Work order: Look over the lines below. Report each one that includes the string "Address".
━━━━
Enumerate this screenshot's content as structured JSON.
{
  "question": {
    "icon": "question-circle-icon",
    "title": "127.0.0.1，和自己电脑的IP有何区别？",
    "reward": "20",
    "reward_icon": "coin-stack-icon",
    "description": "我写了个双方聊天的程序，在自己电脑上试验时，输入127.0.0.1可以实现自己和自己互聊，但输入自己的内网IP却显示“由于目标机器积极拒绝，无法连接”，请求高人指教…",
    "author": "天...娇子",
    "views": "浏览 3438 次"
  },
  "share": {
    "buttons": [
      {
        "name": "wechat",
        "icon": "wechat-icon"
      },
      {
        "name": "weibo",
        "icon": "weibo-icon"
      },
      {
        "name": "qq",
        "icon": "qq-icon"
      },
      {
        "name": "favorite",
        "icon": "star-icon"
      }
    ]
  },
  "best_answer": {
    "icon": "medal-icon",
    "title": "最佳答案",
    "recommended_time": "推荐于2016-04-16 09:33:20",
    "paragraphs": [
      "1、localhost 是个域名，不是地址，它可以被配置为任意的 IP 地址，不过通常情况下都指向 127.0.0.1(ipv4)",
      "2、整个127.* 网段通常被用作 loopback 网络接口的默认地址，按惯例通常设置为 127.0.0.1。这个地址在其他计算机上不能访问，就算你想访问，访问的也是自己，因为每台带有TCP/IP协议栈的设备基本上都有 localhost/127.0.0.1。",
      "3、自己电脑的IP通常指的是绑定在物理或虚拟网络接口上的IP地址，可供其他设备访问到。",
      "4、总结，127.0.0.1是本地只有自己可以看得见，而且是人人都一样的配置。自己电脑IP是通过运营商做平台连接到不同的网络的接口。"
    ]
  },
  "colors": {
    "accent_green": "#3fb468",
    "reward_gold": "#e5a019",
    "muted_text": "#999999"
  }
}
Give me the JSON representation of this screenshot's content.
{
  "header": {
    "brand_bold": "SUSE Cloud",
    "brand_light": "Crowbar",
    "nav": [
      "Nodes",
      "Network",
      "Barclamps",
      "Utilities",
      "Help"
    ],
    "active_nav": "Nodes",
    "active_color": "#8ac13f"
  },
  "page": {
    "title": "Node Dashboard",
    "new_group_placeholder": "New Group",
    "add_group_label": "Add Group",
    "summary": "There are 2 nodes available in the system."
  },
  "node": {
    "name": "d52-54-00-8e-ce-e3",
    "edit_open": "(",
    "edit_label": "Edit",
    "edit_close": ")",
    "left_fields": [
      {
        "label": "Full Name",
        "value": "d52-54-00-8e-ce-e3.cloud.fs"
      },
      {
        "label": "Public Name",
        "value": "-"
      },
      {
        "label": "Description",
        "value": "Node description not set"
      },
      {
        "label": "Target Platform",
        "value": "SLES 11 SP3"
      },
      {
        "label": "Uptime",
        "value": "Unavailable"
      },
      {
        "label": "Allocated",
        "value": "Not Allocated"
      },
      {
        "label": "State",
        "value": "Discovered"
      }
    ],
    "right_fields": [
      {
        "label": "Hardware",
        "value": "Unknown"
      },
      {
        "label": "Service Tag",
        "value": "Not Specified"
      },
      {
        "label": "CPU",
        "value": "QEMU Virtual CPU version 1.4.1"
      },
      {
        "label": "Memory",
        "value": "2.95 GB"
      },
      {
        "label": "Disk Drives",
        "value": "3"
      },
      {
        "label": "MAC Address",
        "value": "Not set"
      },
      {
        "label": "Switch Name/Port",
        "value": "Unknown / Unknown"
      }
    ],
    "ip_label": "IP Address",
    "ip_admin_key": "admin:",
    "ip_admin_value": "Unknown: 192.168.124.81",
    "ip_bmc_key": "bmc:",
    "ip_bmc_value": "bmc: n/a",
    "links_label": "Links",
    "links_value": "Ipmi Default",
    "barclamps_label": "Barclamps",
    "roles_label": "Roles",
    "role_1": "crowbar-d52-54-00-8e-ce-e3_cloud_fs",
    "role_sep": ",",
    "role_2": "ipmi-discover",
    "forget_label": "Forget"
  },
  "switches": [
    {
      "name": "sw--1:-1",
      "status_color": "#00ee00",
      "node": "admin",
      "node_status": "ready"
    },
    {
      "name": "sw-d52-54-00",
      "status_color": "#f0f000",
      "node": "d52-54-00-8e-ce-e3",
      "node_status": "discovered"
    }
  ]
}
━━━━
Response area:
        "label": "MAC Address",
    "ip_label": "IP Address",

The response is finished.